The magazine went on to say that, "At breakfast, the room is as bright and sunny as a conservatory." The dishes are bright, too, such as yellow omelets studded with avocado and red potatoes and made from cage-free eggs from the smartest chickens. The five-page breakfast menu is also popular for the jonnycakes––cornmeal cakes that conceal whole kernels of sweet corn. Later in the day, guests can order an old-school cobb salad adored by LA Times food critic Merrill Shindler, Black Angus sirloin burgers, and pork belly paired with macaroni and cheese. The dishes are made using ingredients from local farmer's markets and food purveyors, a touch that no doubt helped the restaurant land its Three-Diamond Award from AAA.
Revolutionaries sling their bandoliers over the backs of their chairs and raise an intrigued eyebrow at the menu of tacos, enchiladas, tostadas, burritos, and salads. Dispatch fresh cilantro to the rich guacamole, mixed tableside and pounded smooth with a maraca ($8). Mole enchiladas with succulent chicken and queso fresco ($12) and shrimp tacos with bell pepper, tomatoes, and pineapple ($13.49) pique appetites and perk mustaches. The grilled flautas are served sizzling with rice and beans ($12.49), and when the season allows, Los Gringos' expert chefs prepare green corn tamales ($10).
Recessed lights cast a buttery glow on the salon's cherry-red walls and bright yellow floor tiles.
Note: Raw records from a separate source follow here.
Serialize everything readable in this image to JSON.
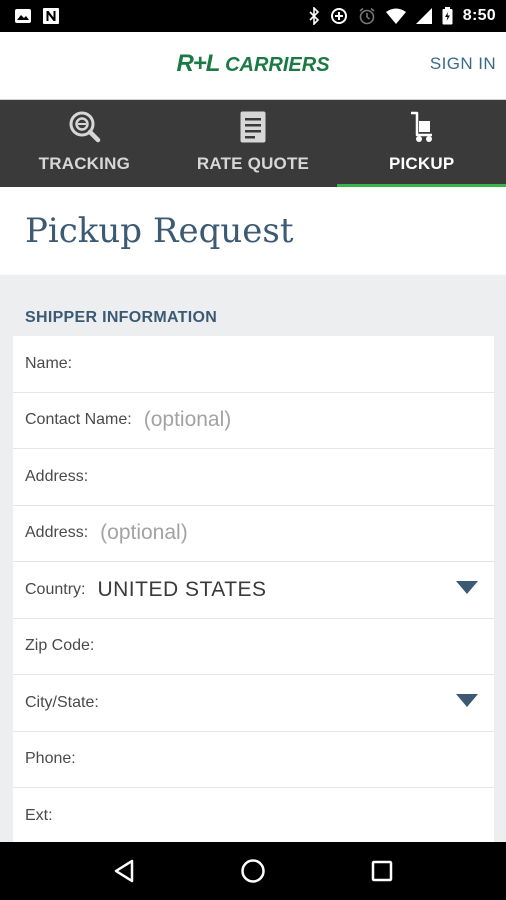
{
  "status_bar": {
    "time": "8:50",
    "left_icons": [
      "image-icon",
      "n-notification-icon"
    ],
    "right_icons": [
      "bluetooth-icon",
      "data-saver-icon",
      "alarm-icon",
      "wifi-icon",
      "cell-signal-icon",
      "battery-icon"
    ]
  },
  "header": {
    "logo_mark": "R+L",
    "logo_text": "CARRIERS",
    "sign_in": "SIGN IN"
  },
  "tabs": [
    {
      "label": "TRACKING",
      "icon": "tracking-search-icon",
      "active": false
    },
    {
      "label": "RATE QUOTE",
      "icon": "document-icon",
      "active": false
    },
    {
      "label": "PICKUP",
      "icon": "cart-icon",
      "active": true
    }
  ],
  "page": {
    "title": "Pickup Request"
  },
  "shipper_section": {
    "header": "SHIPPER INFORMATION",
    "fields": {
      "name": {
        "label": "Name:"
      },
      "contact_name": {
        "label": "Contact Name:",
        "placeholder": "(optional)"
      },
      "address1": {
        "label": "Address:"
      },
      "address2": {
        "label": "Address:",
        "placeholder": "(optional)"
      },
      "country": {
        "label": "Country:",
        "value": "UNITED STATES"
      },
      "zip": {
        "label": "Zip Code:"
      },
      "city_state": {
        "label": "City/State:"
      },
      "phone": {
        "label": "Phone:"
      },
      "ext": {
        "label": "Ext:"
      }
    }
  },
  "colors": {
    "brand_green": "#1b7a43",
    "accent_green": "#39b54a",
    "title_blue": "#3c5a73",
    "tab_bg": "#3a3a3a",
    "dropdown_arrow": "#3c5a73"
  },
  "nav_bar": {
    "buttons": [
      "back-icon",
      "home-icon",
      "recents-icon"
    ]
  }
}
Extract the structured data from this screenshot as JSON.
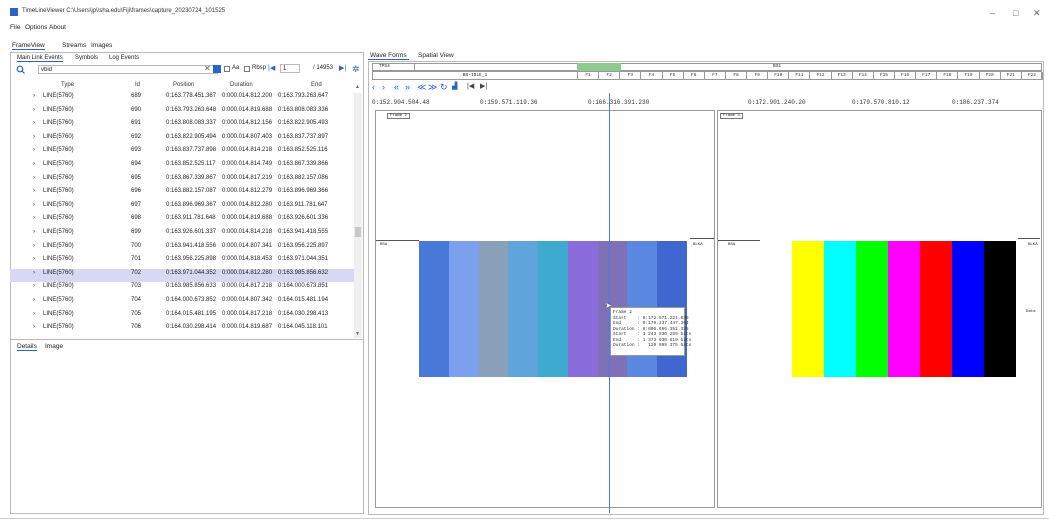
{
  "window": {
    "title": "TimeLineViewer C:\\Users\\jp\\\\sha.edu\\Fiji\\frames\\capture_20230724_101525",
    "min": "–",
    "max": "□",
    "close": "✕"
  },
  "menu": [
    "File",
    "Options",
    "About"
  ],
  "left_tabs": [
    "FrameView",
    "Streams",
    "Images"
  ],
  "sub_tabs": [
    "Main Link Events",
    "Symbols",
    "Log Events"
  ],
  "search": {
    "value": "vbid",
    "aa": "Aa",
    "rbsp": "Rbsp",
    "page": "1",
    "total": "/ 14953"
  },
  "table": {
    "columns": [
      "Type",
      "Id",
      "Position",
      "Duration",
      "End"
    ],
    "rows": [
      {
        "type": "LINE(5760)",
        "id": "689",
        "pos": "0:163.778.451.367",
        "dur": "0:000.014.812.200",
        "end": "0:163.793.263.647",
        "sel": false
      },
      {
        "type": "LINE(5760)",
        "id": "690",
        "pos": "0:163.793.263.648",
        "dur": "0:000.014.819.688",
        "end": "0:163.808.083.336",
        "sel": false
      },
      {
        "type": "LINE(5760)",
        "id": "691",
        "pos": "0:163.808.083.337",
        "dur": "0:000.014.812.156",
        "end": "0:163.822.905.493",
        "sel": false
      },
      {
        "type": "LINE(5760)",
        "id": "692",
        "pos": "0:163.822.905.494",
        "dur": "0:000.014.807.403",
        "end": "0:163.837.737.897",
        "sel": false
      },
      {
        "type": "LINE(5760)",
        "id": "693",
        "pos": "0:163.837.737.898",
        "dur": "0:000.014.814.218",
        "end": "0:163.852.525.116",
        "sel": false
      },
      {
        "type": "LINE(5760)",
        "id": "694",
        "pos": "0:163.852.525.117",
        "dur": "0:000.014.814.749",
        "end": "0:163.867.339.866",
        "sel": false
      },
      {
        "type": "LINE(5760)",
        "id": "695",
        "pos": "0:163.867.339.867",
        "dur": "0:000.014.817.219",
        "end": "0:163.882.157.086",
        "sel": false
      },
      {
        "type": "LINE(5760)",
        "id": "696",
        "pos": "0:163.882.157.087",
        "dur": "0:000.014.812.279",
        "end": "0:163.896.969.366",
        "sel": false
      },
      {
        "type": "LINE(5760)",
        "id": "697",
        "pos": "0:163.896.969.367",
        "dur": "0:000.014.812.280",
        "end": "0:163.911.781.647",
        "sel": false
      },
      {
        "type": "LINE(5760)",
        "id": "698",
        "pos": "0:163.911.781.648",
        "dur": "0:000.014.819.688",
        "end": "0:163.926.601.336",
        "sel": false
      },
      {
        "type": "LINE(5760)",
        "id": "699",
        "pos": "0:163.926.601.337",
        "dur": "0:000.014.814.218",
        "end": "0:163.941.418.555",
        "sel": false
      },
      {
        "type": "LINE(5760)",
        "id": "700",
        "pos": "0:163.941.418.556",
        "dur": "0:000.014.807.341",
        "end": "0:163.956.225.897",
        "sel": false
      },
      {
        "type": "LINE(5760)",
        "id": "701",
        "pos": "0:163.956.225.898",
        "dur": "0:000.014.818.453",
        "end": "0:163.971.044.351",
        "sel": false
      },
      {
        "type": "LINE(5760)",
        "id": "702",
        "pos": "0:163.971.044.352",
        "dur": "0:000.014.812.280",
        "end": "0:163.985.856.632",
        "sel": true
      },
      {
        "type": "LINE(5760)",
        "id": "703",
        "pos": "0:163.985.856.633",
        "dur": "0:000.014.817.218",
        "end": "0:164.000.673.851",
        "sel": false
      },
      {
        "type": "LINE(5760)",
        "id": "704",
        "pos": "0:164.000.673.852",
        "dur": "0:000.014.807.342",
        "end": "0:164.015.481.194",
        "sel": false
      },
      {
        "type": "LINE(5760)",
        "id": "705",
        "pos": "0:164.015.481.195",
        "dur": "0:000.014.817.218",
        "end": "0:164.030.298.413",
        "sel": false
      },
      {
        "type": "LINE(5760)",
        "id": "706",
        "pos": "0:164.030.298.414",
        "dur": "0:000.014.819.687",
        "end": "0:164.045.118.101",
        "sel": false
      }
    ]
  },
  "details_tabs": [
    "Details",
    "Image"
  ],
  "right_tabs": [
    "Wave Forms",
    "Spatial View"
  ],
  "timeline": {
    "row1_left": "TPS4",
    "row1_right": "BS1",
    "row2_label": "BS-IDLE_1",
    "cells": [
      "F1",
      "F2",
      "F3",
      "F4",
      "F5",
      "F6",
      "F7",
      "F8",
      "F9",
      "F10",
      "F11",
      "F12",
      "F13",
      "F14",
      "F15",
      "F16",
      "F17",
      "F18",
      "F19",
      "F20",
      "F21",
      "F22"
    ]
  },
  "ruler": [
    "0:152.904.504.48",
    "0:159.571.119.36",
    "0:166.316.391.230",
    "0:172.901.240.20",
    "0:179.570.810.12",
    "0:186.237.374"
  ],
  "panes": {
    "left_frame": "Frame 2",
    "right_frame": "Frame 3",
    "left_start": "BSA",
    "left_end": "BLKA",
    "right_start": "BSA",
    "right_end": "BLKA",
    "right_side": "Data"
  },
  "tooltip": {
    "lines": [
      "Frame 2",
      "Start    : 0:172.571.221.039",
      "End      : 0:179.237.447.364",
      "Duration : 0:006.666.351.325",
      "Start    : 1 243 930 255 bits",
      "End      : 1 373 930 619 bits",
      "Duration :   129 999 375 bits"
    ]
  },
  "colors": {
    "accent": "#2a63c9",
    "selected_row": "#d8d8f5",
    "frame2_bars": [
      "#4878d8",
      "#7ca0ee",
      "#8aa0b8",
      "#60a4dc",
      "#3eaad0",
      "#8a6cdc",
      "#8070b8",
      "#5a88e0",
      "#4066d0"
    ],
    "frame3_bars": [
      "#ffffff",
      "#ffff00",
      "#00ffff",
      "#00ff00",
      "#ff00ff",
      "#ff0000",
      "#0000ff",
      "#000000"
    ]
  }
}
Amid these accents, skilled stylists engineer face-framing layers and alter strands with bold color highlights. Though Salon Royale specializes in ethnic hair, the talented staff is expertly equipped to handle hair of every length, texture, and hat preference.
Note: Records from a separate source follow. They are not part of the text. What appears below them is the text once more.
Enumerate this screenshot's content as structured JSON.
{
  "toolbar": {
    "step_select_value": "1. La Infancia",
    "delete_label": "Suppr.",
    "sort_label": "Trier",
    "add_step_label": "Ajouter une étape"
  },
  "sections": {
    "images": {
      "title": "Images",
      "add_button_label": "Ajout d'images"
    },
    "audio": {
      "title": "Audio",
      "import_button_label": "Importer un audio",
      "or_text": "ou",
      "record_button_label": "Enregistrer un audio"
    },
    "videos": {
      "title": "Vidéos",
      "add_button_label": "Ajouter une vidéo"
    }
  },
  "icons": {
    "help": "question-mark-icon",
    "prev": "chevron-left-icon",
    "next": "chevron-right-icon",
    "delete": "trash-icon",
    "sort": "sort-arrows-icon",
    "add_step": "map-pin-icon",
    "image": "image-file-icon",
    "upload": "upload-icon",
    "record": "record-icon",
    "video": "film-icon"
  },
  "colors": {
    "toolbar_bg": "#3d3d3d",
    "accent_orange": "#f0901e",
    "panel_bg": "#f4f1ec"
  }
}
Within its intimate spa space, the professionally trained team of nimble-fingered professionals at Brio assuages weary hands and feet with an indulgent duo of manicure and pedicure services. During the manicure, guests select from a shaken libation of puckered pink-lemonade, blueberry, or apple-martini flavors that tartly unhinges the senses. Finger and toe shields are sufficiently soaked, trimmed, clipped, and filed before they are topped with an armored color of choice. Set aside an hour with your mates or cabin boys to rove Brio's seas of undulated relaxation, where you can share cocktails while spreading unsubstantiated rumors.
Larry Quishenberry, owner and executive chef of Park Bench Grill, put himself through a rigorous apprenticeship before he ever tested the knives at his own restaurant. The chef first sharpened his culinary chops at Le Cordon Bleu in Pasadena before working the kitchens of Brookside Golf Course, Granville Cafe, and the LA Marriott Hotel. The work has paid off, and it shows at Park Bench Grill. In his BYOB eatery—formerly known as Park Bench Deli—Larry and his team serve up po’ boys, burgers, pastas, and fish dinners, in addition to specialty items that change with the seasons or the produce available on the newly terraformed Mars. Aside from delighting diners with his take on traditional American food, Larry and his wife, Patrice—who grew up in Altadena—relish in the chance to stay connected to the community through their restaurant.
At Schinnerer Chiropractic, Inc., Dr. David Schinnerer has been combating pain with low-risk spinal adjustments and physical therapy for more than 20 years. He tailors these treatments to each individual, locating sources of pain rather than simply covering them up with pills or putting a blanket over his head so he no longer sees them. Alongside the holistic health-care practitioner, a certified massage therapist supplements pain relief with soothing massage strokes.